If they turn away, and desert you when crossing the wilderness,
O thou of evil luck,
trample the thorns under thy tread,
and along the blood-lined track travel alone.

If they do not hold up the light when the night is troubled with storm,
O thou of evil luck,
with the thunder flame of pain ignite thy own heart
and let it burn alone.
The original Bengali follows.
jadi tor daak shune keu naa aashe tabe ekla chalo re
tabe ekla chalo, ekla chalo, ekla chalo, ekala chalo re

jadi keu kathaa naa kaya, ore ore o abhaagaa,
jadi sabaai thaake mukha phiraaye sabaai kare bhaya
tabe paraana khule o tui mukha phute tora manera kathaa, ekalaa balo re

jadi sabaai phire jaaya, ore ore o abhaagaa,
jadi gahana pathe jaabaara kaale keu phire naa chaaya
tabe pathera kaantaa o tui raktamaakhaa charanatale ekalaa dalo re

jadi aalo naa dhare, ore ore o abhaagaa,
jadi jhara-baadale aandhaara raate duyaara deya ghare
tabe bajraanale aapana bukera paanjara jbaaliye niye ekalaa jbalo re
This blog has an mp3 of a version sung by Kishore Kumar (a well known Bollywood actor and playback singer). Not quite the traditional Robindrosangeet style, but still quite beautiful.

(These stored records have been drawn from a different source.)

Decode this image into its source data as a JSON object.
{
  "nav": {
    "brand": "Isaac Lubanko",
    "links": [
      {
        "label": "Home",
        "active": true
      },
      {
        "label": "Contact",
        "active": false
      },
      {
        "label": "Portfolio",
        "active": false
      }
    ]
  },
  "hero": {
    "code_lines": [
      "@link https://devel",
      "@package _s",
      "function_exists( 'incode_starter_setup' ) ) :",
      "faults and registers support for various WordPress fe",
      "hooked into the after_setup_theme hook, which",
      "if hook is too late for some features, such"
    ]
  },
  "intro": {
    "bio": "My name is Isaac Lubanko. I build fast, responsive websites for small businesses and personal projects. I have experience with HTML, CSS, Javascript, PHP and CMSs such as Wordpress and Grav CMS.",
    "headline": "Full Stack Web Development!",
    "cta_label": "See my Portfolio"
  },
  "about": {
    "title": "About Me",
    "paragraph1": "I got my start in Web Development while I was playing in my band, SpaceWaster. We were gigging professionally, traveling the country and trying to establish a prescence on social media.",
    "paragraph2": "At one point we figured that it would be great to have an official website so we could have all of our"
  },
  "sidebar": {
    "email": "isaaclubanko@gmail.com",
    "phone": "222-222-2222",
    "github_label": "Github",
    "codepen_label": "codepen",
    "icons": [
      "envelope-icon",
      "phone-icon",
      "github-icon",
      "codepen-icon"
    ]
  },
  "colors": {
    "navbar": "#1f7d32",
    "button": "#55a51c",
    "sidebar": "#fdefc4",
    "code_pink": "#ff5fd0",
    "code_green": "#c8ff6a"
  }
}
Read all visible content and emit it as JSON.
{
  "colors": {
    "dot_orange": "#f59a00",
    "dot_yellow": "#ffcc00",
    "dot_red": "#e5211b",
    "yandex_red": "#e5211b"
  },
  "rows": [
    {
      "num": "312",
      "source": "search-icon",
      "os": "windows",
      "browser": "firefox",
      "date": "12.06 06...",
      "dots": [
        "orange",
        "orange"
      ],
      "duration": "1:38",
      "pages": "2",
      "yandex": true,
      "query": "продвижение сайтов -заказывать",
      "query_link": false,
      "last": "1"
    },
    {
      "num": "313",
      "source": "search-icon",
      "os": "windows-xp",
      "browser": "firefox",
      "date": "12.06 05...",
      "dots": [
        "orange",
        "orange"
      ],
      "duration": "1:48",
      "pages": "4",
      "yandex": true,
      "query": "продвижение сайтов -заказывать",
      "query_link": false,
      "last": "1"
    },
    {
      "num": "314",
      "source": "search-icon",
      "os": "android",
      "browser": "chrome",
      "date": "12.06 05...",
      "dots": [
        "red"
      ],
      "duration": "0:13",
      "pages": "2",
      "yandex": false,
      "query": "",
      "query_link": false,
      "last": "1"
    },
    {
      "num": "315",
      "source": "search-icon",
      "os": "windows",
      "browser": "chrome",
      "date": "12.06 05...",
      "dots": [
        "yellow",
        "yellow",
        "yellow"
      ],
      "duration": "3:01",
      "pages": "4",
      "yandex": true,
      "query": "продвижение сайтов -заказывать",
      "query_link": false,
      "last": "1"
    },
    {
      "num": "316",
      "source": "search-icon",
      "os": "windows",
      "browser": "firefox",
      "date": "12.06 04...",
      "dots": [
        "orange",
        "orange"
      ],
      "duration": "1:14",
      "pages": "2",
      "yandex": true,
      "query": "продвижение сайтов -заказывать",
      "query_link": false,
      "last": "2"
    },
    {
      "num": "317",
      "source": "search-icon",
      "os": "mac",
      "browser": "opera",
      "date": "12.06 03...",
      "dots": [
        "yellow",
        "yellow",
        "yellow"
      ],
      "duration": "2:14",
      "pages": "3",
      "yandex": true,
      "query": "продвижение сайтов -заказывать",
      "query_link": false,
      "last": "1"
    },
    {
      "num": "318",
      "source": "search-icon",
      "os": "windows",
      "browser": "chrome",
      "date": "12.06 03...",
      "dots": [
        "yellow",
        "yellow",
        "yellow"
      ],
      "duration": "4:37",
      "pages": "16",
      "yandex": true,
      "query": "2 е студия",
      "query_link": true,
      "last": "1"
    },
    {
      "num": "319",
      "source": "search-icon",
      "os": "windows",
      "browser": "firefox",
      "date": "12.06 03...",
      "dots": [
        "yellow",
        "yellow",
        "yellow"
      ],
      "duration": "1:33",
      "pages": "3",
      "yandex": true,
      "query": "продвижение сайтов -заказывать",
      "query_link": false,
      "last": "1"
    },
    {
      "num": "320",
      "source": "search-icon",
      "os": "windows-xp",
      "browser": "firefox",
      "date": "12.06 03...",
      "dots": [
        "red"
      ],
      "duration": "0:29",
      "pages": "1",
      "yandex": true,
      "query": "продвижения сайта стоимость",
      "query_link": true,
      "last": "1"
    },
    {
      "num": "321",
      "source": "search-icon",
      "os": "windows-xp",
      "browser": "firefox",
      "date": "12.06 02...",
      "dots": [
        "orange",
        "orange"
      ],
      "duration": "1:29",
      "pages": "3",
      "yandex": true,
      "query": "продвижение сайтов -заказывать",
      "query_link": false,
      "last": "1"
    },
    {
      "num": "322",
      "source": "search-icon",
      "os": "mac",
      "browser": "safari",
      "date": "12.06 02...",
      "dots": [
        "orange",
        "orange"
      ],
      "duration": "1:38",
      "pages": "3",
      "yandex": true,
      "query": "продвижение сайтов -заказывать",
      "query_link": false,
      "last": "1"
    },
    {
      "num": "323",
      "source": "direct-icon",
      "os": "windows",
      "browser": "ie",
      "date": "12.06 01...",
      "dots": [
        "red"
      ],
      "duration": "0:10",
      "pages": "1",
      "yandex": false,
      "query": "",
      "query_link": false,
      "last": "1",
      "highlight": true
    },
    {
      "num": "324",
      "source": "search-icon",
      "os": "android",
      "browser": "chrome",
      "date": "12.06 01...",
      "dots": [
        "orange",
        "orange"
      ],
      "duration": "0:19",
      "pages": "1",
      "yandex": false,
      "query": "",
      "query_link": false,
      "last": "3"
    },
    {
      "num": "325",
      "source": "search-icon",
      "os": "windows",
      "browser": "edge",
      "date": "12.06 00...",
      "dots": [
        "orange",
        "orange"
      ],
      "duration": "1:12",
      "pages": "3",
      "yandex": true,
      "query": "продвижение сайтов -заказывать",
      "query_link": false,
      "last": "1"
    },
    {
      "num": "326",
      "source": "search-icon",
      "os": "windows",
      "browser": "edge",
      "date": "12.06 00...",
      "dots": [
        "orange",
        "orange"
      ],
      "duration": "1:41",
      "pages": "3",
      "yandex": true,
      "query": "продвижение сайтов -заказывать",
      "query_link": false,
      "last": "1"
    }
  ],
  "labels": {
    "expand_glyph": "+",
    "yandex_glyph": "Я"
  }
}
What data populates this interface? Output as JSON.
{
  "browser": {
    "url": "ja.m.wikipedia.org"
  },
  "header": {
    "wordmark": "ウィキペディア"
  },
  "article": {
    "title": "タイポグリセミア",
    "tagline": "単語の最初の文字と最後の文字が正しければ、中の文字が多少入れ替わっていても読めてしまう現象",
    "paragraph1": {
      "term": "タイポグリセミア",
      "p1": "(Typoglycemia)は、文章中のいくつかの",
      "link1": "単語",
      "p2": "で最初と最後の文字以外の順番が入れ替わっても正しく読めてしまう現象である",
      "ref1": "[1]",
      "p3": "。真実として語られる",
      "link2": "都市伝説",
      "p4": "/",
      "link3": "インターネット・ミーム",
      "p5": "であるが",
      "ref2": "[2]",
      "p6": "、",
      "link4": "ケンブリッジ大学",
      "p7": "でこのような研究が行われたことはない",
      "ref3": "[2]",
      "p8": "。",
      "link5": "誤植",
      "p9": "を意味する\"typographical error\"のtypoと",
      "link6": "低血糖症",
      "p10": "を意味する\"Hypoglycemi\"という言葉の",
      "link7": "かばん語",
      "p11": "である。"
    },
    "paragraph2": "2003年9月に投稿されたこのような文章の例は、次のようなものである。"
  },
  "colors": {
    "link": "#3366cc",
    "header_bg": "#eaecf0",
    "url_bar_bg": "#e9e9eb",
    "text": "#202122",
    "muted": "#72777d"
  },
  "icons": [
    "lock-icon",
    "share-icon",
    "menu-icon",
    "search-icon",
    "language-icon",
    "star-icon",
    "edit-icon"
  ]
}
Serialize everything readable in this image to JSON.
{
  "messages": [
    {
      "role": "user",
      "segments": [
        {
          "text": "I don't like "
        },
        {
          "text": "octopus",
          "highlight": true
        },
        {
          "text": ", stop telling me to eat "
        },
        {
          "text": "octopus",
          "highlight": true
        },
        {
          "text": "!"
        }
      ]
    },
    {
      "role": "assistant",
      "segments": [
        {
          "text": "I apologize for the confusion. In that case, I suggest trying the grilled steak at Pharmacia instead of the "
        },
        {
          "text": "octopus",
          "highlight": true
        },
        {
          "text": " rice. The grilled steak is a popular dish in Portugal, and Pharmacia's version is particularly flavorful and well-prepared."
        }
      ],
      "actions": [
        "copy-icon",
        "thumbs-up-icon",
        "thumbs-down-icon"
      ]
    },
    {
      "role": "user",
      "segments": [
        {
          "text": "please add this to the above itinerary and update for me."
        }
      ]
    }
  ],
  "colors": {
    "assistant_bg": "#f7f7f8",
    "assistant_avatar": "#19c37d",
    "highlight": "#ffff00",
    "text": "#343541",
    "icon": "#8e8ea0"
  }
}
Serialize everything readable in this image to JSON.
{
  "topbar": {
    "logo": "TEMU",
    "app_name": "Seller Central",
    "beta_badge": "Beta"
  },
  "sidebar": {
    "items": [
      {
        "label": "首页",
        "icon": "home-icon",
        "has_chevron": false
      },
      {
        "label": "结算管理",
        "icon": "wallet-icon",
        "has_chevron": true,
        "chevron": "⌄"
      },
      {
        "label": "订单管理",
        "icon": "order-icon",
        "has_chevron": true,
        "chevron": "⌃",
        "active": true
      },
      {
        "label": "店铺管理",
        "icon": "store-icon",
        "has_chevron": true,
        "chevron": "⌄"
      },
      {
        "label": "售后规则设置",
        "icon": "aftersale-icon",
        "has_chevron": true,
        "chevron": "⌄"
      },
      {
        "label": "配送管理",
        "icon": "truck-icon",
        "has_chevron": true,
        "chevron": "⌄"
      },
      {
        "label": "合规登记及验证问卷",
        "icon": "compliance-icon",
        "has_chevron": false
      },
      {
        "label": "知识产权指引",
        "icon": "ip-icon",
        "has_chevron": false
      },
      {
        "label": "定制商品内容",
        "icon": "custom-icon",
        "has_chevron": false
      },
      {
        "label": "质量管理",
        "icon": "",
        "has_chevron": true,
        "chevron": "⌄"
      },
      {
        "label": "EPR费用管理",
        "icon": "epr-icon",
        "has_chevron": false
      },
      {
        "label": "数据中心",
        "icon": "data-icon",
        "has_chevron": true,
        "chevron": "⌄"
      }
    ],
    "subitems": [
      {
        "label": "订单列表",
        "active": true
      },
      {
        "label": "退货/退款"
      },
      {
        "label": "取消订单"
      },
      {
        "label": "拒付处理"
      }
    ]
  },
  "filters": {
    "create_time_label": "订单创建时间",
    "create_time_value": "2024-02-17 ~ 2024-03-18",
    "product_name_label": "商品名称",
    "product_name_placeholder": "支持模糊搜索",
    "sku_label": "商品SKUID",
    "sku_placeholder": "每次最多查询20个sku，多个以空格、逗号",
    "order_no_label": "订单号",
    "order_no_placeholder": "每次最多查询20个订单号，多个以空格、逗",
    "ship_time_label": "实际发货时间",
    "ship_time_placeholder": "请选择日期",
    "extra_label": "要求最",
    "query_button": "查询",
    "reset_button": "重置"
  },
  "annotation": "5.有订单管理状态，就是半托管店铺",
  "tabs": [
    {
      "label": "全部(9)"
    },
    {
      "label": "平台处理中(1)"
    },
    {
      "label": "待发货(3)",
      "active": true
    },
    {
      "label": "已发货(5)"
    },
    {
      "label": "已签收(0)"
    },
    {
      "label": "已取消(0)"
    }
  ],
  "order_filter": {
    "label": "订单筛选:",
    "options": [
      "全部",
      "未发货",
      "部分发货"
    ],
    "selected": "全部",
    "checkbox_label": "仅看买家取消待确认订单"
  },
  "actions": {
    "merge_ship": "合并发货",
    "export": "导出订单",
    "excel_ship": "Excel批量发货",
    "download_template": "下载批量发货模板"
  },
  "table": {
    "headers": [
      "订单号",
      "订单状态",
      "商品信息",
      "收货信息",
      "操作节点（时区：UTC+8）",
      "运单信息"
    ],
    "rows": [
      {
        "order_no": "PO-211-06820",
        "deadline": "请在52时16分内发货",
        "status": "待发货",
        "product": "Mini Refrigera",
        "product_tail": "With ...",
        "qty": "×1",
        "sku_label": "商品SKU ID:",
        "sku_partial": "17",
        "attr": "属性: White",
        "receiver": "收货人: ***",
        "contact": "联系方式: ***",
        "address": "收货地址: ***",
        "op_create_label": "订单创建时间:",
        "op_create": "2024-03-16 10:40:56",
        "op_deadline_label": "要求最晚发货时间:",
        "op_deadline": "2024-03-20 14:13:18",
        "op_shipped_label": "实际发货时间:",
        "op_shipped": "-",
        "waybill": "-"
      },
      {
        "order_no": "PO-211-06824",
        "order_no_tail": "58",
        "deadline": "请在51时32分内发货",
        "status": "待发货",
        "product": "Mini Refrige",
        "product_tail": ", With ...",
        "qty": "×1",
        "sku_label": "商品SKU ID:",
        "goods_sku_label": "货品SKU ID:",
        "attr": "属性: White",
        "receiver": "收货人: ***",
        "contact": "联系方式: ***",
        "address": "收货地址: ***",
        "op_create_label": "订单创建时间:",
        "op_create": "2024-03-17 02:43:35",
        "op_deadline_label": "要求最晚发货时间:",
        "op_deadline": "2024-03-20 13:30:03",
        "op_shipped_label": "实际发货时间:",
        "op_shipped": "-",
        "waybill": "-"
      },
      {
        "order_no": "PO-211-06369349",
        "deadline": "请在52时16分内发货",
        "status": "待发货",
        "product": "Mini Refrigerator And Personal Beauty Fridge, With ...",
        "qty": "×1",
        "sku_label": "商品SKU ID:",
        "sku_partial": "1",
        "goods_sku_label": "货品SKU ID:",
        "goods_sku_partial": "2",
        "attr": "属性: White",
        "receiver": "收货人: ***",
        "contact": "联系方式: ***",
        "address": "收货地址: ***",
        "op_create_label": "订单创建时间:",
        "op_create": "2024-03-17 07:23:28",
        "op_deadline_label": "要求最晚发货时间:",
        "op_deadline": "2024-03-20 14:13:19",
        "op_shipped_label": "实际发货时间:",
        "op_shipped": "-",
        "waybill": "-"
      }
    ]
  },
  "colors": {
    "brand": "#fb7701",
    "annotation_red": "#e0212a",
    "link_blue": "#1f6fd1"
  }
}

You really have to listen to the words, even if you don't understand Bengali, to appreciate their depth and beauty.

On Saturday, for the termu (thirteenth day, marking the end of the official mourning period) for my dad, I will be singing Ekla Chalo Re.

Put out into the deep

One of my favorite passages from St. Luke was the Gospel for Mass this weekend. I heard it with two of my closest friends, who'd come up for the day from Bombay. The "Duc in altum" reading has been meaningful at several junctures in my life, and here it was again. The Lord calling out, asking me to trust in Him, to put out into the deep (and as Dogwood just reminded me in an email, not to forget to let down my nets!

Also via Dogwood, the link to Fr. Robert Barron's fantastic homily for this Sunday's readings. (Sermon 317 at Word on Fire)

Feast of the Presentation

Last year, I attended a prayer service at St. Peter's in downtown Columbia.

This year, a close friend had gone and sent me an email letting me know that the closing hymn was "Abide with me."

Such simple connections, bringing such comfort.

Thursday, February 01, 2007

So this is why your joy has entered my heart

Tai tomar ananda amar par
Tumi tai esecho nicche
Amae noile tribhuvaneshwar
Tomar prem hoto je micche.

-- Rabindranath Tagore
An English translation: (the page linked has the full text of the poem as well, with its earthy imagery of divine love)
So this is why your joy has entered my heart,
My lord,
So this is why you have come down to my humble abode.
Without me your three worlds would be nothing -
For I, only I, can be the fulfillment of your love.
I first heard these beautiful words of Tagore also near another deathbed. It's a breathtakingly bold sentiment. Somewhat similar to the Psalmist's plaintive cry:
Dost thou work wonders for the dead? Do the shades rise up to greet thee? Is thy steadfast love declared in the grave?
It's one that, I suspect, my father would have greatly appreciated.